MANY Philadelphians don't realize that our public-health centers aren't staffed entirely by civil-service employees. In fact, the city Health Department relies heavily on contracting and outsourcing rather than hiring workers directly.
The problem? The city pays higher salaries plus at least 10 percent more in administrative costs, to the entities employing the workers. Result? - fewer dollars available for patient care.
These outside entities serve as a giant temp agency that costs the city a small fortune.
It eats away at the department budget, and hurts our ability to move forward with a robust workforce and knowledge base. These agents include the Philadelphia Mental Health Care Corp., Philadelphia Health Management Corp., Planned Parenthood, Hahnemann, Drexel, Temple, Mercy and Penn.
Surprisingly, even though the city does not pay health and pension benefits for these contracted workers, it still costs the city more to pay these contracts than it does to hire workers directly and provide health and pension benefits through union contracts. For example, a nurse practitioner from Mercy is paid a salary of $109,200, while a nurse practitioner employed by the city makes $63,926.
Last fall, District Council 47 (DC 47) of the American Federation of State County and Municipal Employees studied the difference between Health Department contract employees and city workers.
While the last administration's lack of transparency made this information hard to obtain, we sampled 136 contract employees at the department and learned that the difference between them and city employees in equivalent positions was more than $5 million and that if these workers were city employees we'd save over $1 million!
The reasoning behind contracting and outsourcing is often attributed to a cumbersome hiring process, a chafe between civil- service rules and grant-funded positions (in that grant positions need to be filled quickly and often need to be temporary) and general difficulties filling professional positions through the civil- service process.
It doesn't have to be this way.
We can provide quality health care with city employees if we improve and streamline the hiring process for open positions. Among the first changes the city should make is to hire more people in our central and health personnel offices.
One reason behind complaints about the time it takes to fill positions at the health centers and the centers' long lines is insufficient staffing due to insufficient staffing in personnel. These unseen but critical positions were lost during the last two administrations. When the hiring process stalls, positions go unfilled. The bottleneck is so significant, the two previous administrations circumvented their own process and often hired through the mayor's office and managing director's office.
This is a costly trick that needs to change.
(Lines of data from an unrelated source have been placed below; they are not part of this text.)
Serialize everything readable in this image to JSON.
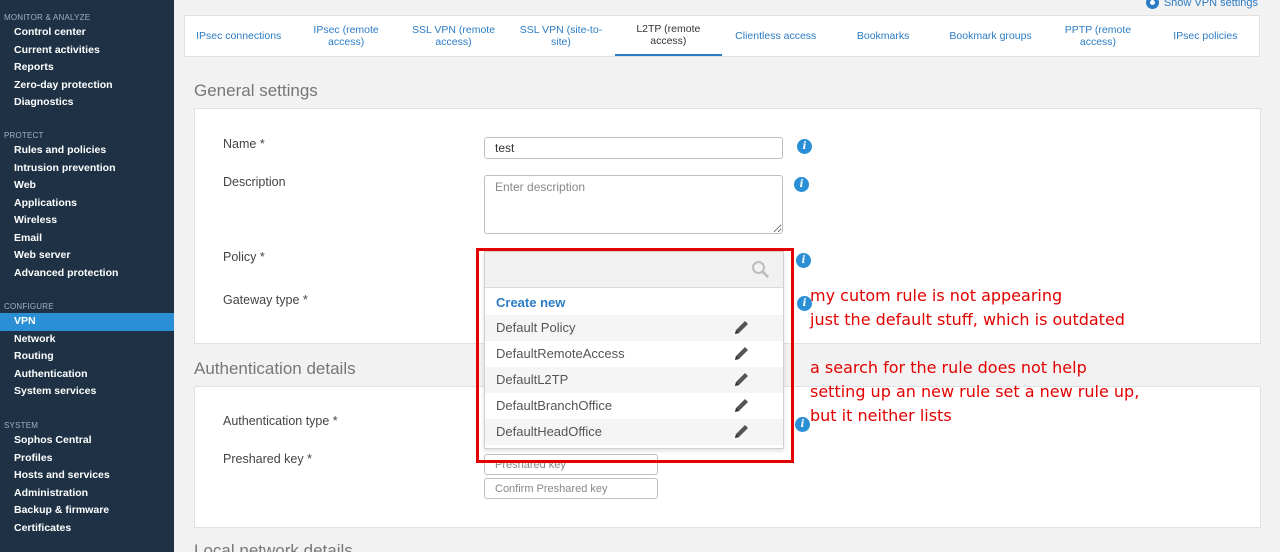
{
  "sidebar": {
    "sections": [
      {
        "header": "MONITOR & ANALYZE",
        "items": [
          "Control center",
          "Current activities",
          "Reports",
          "Zero-day protection",
          "Diagnostics"
        ]
      },
      {
        "header": "PROTECT",
        "items": [
          "Rules and policies",
          "Intrusion prevention",
          "Web",
          "Applications",
          "Wireless",
          "Email",
          "Web server",
          "Advanced protection"
        ]
      },
      {
        "header": "CONFIGURE",
        "items": [
          "VPN",
          "Network",
          "Routing",
          "Authentication",
          "System services"
        ]
      },
      {
        "header": "SYSTEM",
        "items": [
          "Sophos Central",
          "Profiles",
          "Hosts and services",
          "Administration",
          "Backup & firmware",
          "Certificates"
        ]
      }
    ],
    "active_item": "VPN"
  },
  "header": {
    "show_vpn_settings": "Show VPN settings"
  },
  "tabs": [
    {
      "label": "IPsec connections"
    },
    {
      "label": "IPsec (remote access)"
    },
    {
      "label": "SSL VPN (remote access)"
    },
    {
      "label": "SSL VPN (site-to-site)"
    },
    {
      "label": "L2TP (remote access)"
    },
    {
      "label": "Clientless access"
    },
    {
      "label": "Bookmarks"
    },
    {
      "label": "Bookmark groups"
    },
    {
      "label": "PPTP (remote access)"
    },
    {
      "label": "IPsec policies"
    }
  ],
  "active_tab": "L2TP (remote access)",
  "general": {
    "title": "General settings",
    "name_label": "Name *",
    "name_value": "test",
    "description_label": "Description",
    "description_placeholder": "Enter description",
    "policy_label": "Policy *",
    "gateway_label": "Gateway type *"
  },
  "auth": {
    "title": "Authentication details",
    "type_label": "Authentication type *",
    "psk_label": "Preshared key *",
    "psk_placeholder": "Preshared key",
    "confirm_placeholder": "Confirm Preshared key"
  },
  "local_network": {
    "title": "Local network details"
  },
  "dropdown": {
    "search_value": "",
    "create_new": "Create new",
    "options": [
      "Default Policy",
      "DefaultRemoteAccess",
      "DefaultL2TP",
      "DefaultBranchOffice",
      "DefaultHeadOffice"
    ]
  },
  "annotations": [
    "my cutom rule is not appearing",
    "just the default stuff, which is outdated",
    "a search for the rule does not help",
    "setting up an new rule set a new rule up,",
    "but it neither lists"
  ],
  "colors": {
    "sidebar_bg": "#1f3245",
    "active_blue": "#2b8fd6",
    "link_blue": "#2b7cc4",
    "annotation_red": "#e30000"
  }
}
We hope that the mayor's commitment to full staffing at health centers stays at the top of his administration's priority list.
We also need to address how the city fills grant-funded positions at the Health Department. A money-saving measure agreed to in 1996 making new hires for grant positions civil service employees if their grant is extended beyond two years only needs the approval of the Civil Service Commission.
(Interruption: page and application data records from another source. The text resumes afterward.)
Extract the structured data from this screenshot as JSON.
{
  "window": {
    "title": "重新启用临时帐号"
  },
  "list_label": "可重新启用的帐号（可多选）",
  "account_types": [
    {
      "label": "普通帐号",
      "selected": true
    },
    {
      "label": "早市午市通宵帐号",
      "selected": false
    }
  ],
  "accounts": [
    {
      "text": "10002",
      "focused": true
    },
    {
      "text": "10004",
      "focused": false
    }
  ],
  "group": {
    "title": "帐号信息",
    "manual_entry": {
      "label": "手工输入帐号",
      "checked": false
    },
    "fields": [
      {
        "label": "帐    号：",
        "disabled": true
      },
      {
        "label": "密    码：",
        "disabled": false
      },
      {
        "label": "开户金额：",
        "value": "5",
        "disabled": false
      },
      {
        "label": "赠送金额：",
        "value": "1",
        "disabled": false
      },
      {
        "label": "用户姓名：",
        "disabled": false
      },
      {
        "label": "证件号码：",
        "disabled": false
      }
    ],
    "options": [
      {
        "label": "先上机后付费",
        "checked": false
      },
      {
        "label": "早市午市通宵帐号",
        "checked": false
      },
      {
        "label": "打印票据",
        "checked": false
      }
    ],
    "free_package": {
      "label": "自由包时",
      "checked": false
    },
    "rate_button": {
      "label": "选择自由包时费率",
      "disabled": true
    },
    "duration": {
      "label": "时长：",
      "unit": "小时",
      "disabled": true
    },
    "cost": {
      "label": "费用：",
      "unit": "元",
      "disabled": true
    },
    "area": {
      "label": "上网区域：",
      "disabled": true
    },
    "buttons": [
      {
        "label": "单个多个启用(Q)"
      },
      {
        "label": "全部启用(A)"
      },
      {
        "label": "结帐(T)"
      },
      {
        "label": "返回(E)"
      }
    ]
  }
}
Working in the Philadelphia Public Health System can be a more attractive option for health care professionals. The city should lobby for state legislation that provides loan forgiveness to health-care professionals who work in public health. New York and Massachusetts are ahead of the curve as both states have implemented or expanded loan forgiveness to physicians who work in underserved areas.
We should look toward legislation to include cost effective incentives for health professionals like doctors, pharmacists, podiatrists and physicians assistants.
And salaries must be increased. The health centers, for example, are desperate for pharmacists, but lack of competitive pay hurts. Additionally, the city should ease residency requirements to allow for the hiring of much-needed pharmacists and for other needed health center employees
Finally, let's together create a real management and worker training budget in the City's Deferred Retirement Option Plan (DROP) and let's make the technological upgrades to bring the City into the 21st century. If the City Personnel Departments were more technologically advanced, we would be able to predict - through DROP - when, for example, we were going to lose a critical mass of nurses, or doctors or another discipline in 5 years. Knowing, planning and training for vacancies due to promotions and/or an exodus will keep vital positions staffed and would be more cost efficient in the long run.